Chronic ankle sprain
The acutely sprained ankle is not a difficult thing to treat. In most cases, elevation during the first day or two, taping and early mobilization does the trick. Within a few weeks, normal activity can usually be resumed.
Why is the sprained ankle not healing?
However from time to time, the natural course of events is delayed or even arrested. After several weeks, considerable swelling is still present and the ankle is painful to use. When this occurs the question should be asked: what is impairing normal healing?
Osteopathic physicians usually recognize that untreated somatic dysfunction is present. In other words, there is a local mechanical dysfunction accompanied by a local autonomic nervous system reaction. The usual culprit is the distal fibula which is displaced slightly anteriorly, posteriorly or inferiorly, relative to the rest of the ankle bones. The displacement corresponds with a restriction of movement in the opposite direction, e.g. a posterior displacement of the distal fibula limits the ability of the fibula to move anteriorly, thus disturbing the mechanics of the whole ankle.

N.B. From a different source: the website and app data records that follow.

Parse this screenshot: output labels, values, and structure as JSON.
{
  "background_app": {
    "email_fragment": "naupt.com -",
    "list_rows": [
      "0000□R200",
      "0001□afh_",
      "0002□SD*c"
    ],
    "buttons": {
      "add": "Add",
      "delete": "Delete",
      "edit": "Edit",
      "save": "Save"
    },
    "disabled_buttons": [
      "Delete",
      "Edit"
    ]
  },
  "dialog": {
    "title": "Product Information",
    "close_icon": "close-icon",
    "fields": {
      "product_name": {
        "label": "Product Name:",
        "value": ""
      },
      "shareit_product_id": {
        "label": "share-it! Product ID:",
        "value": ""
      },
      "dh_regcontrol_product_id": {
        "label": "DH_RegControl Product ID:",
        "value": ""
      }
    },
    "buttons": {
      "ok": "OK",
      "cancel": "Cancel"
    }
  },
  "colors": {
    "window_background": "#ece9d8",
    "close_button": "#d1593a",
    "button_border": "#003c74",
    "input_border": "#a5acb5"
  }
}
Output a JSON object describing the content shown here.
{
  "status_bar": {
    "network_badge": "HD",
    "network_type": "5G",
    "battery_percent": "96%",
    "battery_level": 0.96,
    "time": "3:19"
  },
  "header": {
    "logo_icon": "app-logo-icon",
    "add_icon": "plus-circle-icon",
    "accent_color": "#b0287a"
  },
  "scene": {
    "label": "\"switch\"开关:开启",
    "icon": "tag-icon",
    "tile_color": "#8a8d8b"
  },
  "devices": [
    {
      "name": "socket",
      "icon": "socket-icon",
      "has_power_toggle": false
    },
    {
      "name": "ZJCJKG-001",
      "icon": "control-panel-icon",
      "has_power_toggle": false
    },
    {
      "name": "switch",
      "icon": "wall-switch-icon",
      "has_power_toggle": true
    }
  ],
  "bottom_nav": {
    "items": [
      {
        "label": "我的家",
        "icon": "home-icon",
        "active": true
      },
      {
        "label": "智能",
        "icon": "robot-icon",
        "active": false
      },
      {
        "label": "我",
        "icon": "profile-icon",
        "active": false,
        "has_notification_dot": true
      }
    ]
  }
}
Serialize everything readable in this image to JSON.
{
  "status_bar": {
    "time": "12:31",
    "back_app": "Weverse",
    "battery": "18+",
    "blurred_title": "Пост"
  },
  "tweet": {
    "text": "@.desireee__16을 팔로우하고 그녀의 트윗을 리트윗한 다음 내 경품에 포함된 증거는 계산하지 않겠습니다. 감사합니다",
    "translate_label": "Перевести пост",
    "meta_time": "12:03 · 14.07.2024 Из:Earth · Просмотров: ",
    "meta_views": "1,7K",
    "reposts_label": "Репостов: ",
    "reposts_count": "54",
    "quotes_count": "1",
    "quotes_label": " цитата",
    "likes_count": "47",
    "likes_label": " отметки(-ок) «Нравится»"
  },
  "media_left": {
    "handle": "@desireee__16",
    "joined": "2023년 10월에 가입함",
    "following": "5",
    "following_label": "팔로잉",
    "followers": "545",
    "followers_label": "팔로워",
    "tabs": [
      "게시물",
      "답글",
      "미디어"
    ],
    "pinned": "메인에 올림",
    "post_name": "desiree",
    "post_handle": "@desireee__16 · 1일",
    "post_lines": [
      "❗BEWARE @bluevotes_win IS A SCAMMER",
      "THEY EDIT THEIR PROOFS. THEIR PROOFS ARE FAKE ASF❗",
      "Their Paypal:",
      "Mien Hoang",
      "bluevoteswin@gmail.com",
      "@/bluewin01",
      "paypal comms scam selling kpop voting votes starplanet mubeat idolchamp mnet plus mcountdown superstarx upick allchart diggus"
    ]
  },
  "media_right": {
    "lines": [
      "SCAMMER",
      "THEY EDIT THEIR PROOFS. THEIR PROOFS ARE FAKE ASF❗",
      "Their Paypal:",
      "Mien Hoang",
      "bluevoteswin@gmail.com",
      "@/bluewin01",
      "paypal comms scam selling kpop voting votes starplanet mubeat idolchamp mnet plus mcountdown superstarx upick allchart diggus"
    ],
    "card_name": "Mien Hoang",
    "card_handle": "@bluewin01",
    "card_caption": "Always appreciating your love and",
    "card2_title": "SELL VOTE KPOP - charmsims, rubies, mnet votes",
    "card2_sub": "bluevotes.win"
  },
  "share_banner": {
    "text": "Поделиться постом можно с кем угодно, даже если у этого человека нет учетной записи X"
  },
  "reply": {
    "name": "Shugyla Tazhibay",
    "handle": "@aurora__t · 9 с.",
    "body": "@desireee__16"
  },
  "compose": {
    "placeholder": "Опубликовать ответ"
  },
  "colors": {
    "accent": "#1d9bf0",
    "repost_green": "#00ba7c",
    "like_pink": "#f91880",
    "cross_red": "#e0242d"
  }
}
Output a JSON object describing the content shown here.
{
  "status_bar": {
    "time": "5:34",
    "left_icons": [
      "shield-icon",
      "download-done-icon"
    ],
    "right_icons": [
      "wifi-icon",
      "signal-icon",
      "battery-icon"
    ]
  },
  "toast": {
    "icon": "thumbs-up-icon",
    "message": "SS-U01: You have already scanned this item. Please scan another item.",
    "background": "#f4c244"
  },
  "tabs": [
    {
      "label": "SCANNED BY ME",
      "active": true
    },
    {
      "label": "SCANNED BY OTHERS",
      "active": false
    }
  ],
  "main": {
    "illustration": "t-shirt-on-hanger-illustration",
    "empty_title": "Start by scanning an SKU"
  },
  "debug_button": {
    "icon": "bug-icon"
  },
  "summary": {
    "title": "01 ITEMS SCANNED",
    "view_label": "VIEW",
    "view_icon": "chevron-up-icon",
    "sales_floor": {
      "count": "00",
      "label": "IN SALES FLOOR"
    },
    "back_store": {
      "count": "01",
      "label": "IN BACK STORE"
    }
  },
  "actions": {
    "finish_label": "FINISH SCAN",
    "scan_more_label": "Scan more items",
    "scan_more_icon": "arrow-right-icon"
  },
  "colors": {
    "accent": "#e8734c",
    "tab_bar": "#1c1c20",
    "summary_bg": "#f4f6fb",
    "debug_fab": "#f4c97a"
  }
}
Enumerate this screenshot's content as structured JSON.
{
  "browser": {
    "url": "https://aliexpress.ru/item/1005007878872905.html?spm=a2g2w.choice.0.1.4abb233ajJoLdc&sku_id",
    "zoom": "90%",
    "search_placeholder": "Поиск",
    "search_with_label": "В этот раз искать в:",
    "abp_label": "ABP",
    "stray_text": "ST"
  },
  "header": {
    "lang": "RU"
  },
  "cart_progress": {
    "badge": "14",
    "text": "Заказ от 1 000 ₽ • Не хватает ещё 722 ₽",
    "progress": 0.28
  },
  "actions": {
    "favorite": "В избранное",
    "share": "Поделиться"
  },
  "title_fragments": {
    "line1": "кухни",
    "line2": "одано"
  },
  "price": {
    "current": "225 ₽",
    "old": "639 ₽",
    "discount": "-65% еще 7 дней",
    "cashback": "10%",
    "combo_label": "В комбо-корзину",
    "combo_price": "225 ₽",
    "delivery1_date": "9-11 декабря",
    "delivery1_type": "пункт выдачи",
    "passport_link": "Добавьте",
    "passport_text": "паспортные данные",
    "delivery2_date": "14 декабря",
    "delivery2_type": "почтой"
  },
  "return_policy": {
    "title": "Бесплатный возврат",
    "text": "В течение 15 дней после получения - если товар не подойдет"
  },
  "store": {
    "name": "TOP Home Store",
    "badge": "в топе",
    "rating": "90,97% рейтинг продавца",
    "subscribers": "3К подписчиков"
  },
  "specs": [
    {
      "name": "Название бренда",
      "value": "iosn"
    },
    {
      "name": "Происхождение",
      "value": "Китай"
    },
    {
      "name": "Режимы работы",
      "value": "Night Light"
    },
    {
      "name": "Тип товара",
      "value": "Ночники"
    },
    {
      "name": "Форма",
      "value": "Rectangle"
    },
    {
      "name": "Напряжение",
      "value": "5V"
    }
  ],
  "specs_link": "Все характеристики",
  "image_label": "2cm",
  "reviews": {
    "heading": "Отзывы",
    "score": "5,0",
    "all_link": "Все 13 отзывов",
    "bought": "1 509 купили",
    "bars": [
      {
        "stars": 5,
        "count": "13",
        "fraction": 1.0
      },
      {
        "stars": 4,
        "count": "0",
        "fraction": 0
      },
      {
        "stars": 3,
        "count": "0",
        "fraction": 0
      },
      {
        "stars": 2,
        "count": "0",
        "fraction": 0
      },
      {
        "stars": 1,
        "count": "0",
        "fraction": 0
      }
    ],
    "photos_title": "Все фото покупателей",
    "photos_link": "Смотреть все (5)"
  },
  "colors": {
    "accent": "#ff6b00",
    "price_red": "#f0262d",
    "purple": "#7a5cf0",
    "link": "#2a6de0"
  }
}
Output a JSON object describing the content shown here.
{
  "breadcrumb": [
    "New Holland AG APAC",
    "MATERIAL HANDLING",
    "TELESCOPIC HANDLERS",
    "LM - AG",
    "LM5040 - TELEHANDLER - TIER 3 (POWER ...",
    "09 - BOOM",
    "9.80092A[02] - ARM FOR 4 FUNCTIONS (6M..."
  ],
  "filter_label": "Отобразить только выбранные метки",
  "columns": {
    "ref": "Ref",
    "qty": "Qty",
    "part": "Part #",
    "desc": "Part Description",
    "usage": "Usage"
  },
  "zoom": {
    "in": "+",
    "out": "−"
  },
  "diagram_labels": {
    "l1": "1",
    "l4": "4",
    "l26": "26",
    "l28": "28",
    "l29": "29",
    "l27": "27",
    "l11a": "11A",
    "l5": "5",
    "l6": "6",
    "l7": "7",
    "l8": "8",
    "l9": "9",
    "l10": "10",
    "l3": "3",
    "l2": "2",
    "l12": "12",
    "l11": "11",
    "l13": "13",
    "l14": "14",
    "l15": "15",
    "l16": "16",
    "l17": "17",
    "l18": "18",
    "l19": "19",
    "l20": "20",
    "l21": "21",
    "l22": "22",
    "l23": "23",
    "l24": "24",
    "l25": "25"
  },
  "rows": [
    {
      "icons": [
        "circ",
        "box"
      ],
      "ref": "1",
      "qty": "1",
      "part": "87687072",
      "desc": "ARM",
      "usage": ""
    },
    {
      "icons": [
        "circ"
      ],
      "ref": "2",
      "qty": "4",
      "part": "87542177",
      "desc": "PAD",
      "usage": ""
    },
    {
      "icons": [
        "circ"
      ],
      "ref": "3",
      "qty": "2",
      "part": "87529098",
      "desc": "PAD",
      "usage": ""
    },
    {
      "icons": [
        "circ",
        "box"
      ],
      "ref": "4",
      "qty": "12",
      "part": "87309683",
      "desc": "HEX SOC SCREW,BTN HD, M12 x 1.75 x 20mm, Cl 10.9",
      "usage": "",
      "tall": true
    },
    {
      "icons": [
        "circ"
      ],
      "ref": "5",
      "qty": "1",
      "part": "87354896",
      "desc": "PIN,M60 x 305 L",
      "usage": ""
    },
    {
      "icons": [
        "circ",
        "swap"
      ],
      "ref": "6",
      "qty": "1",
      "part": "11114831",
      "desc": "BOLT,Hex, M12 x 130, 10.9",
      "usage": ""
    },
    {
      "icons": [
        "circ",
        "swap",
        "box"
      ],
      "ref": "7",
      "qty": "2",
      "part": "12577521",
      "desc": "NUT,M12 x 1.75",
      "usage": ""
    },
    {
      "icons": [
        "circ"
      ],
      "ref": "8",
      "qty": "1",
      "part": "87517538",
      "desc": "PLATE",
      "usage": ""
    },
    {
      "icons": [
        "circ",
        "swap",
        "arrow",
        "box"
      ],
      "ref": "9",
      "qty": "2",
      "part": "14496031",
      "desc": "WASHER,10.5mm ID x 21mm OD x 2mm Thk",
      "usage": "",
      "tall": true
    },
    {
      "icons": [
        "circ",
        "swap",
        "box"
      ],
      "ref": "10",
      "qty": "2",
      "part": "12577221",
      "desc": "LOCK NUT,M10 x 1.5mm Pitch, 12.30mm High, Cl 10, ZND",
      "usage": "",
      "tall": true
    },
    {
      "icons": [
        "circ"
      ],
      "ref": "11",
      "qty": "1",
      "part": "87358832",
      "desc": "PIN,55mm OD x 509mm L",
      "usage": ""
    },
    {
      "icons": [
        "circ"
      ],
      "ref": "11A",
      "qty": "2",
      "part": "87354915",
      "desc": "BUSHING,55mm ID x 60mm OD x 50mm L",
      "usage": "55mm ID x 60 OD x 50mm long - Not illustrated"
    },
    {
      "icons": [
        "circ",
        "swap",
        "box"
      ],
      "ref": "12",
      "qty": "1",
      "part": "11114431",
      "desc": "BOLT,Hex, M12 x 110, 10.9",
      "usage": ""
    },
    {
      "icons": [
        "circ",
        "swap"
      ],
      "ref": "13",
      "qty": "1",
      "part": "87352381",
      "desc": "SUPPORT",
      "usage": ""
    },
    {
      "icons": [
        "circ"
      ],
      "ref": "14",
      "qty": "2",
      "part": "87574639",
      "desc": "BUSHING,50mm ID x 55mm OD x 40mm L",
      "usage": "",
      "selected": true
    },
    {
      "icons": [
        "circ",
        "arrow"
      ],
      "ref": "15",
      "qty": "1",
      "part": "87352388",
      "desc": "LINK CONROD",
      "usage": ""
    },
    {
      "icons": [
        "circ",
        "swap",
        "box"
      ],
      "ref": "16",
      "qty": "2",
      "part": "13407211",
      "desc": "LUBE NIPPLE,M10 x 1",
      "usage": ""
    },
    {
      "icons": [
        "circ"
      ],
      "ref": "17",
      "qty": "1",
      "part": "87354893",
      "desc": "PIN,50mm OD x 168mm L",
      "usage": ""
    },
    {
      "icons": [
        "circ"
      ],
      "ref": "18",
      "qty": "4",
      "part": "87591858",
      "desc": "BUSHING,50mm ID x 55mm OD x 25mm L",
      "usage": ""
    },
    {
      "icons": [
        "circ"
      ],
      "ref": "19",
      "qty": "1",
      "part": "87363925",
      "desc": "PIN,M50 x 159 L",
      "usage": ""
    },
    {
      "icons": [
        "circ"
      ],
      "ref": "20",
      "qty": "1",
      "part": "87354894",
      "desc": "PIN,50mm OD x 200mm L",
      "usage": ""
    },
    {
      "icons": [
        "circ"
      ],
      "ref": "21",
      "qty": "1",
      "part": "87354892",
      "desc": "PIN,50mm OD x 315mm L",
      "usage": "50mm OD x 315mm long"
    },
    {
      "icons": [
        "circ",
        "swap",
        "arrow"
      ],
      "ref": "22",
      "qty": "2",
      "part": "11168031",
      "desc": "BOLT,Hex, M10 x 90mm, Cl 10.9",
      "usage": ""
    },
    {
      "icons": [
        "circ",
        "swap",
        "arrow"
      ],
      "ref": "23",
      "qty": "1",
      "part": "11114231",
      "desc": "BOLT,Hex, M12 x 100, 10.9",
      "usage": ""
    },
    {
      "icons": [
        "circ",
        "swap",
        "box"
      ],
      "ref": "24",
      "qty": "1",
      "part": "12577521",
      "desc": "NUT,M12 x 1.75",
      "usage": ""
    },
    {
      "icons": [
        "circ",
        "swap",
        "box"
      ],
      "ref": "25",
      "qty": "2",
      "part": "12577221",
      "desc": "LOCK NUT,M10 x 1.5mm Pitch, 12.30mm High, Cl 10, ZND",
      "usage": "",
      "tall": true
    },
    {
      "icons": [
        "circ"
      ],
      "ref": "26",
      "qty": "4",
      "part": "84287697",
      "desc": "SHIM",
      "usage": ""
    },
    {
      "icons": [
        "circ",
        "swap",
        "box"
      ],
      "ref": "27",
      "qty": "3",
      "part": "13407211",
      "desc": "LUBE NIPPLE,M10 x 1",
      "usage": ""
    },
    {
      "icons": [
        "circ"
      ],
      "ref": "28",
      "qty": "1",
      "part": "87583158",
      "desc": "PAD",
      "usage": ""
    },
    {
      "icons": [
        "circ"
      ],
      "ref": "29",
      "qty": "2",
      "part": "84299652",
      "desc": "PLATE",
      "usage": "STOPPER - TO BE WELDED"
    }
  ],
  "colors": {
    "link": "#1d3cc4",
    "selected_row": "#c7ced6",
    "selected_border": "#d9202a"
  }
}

Displacement of the distal fibula cannot normally be detected by x-ray. The mobility and position of the fibula must be assessed by palpation, not an easy task for untrained hands. When somatic dysfunction is diagnosed, various manipulative techniques can be used to restore normal position and movement of the fibula. The response is almost immediate. Patients, often athletes or dancers, are immensely appreciative.
Neural therapy can fix it!
For those not trained in manual diagnosis or manipulation, neural therapy is an alternative method of treatment. It is very simple and is as effective as manipulation. But before describing its application, a few words about its rationale:
The displacement of a bone (or part of a bone) does not occur in a vacuum. The soft tissues connected to the bones determine where the bones sit and the tension in the tissues are regulated at least to a degree by the autonomic nervous system. As in the spinal column, neural therapy of the soft tissues surrounding the dysfunctional joint can correct the position and restricted movement of the joint. The technique, (described in my book) is the injection of "quaddles" or blebs of dilute procaine into the cutaneous or subcutaneous tissues overlying the area of concern, followed by a small bolus of procaine into a vein on the same side of the body as the joint being treated. In the case of the ankle, the quaddles are placed over the swollen area on the lateral aspect of the ankle.
The response is usually immediate: normal ankle movement is restored, pain is reduced and the swelling settles not long after. Usually only one treatment is required.
The Neural Therapy in Practice newsletter was intended as a complement to Dr. Kidd's book, Neural Therapy: Applied Neurophysiology and Other Topics, which is still available for sale through Amazon.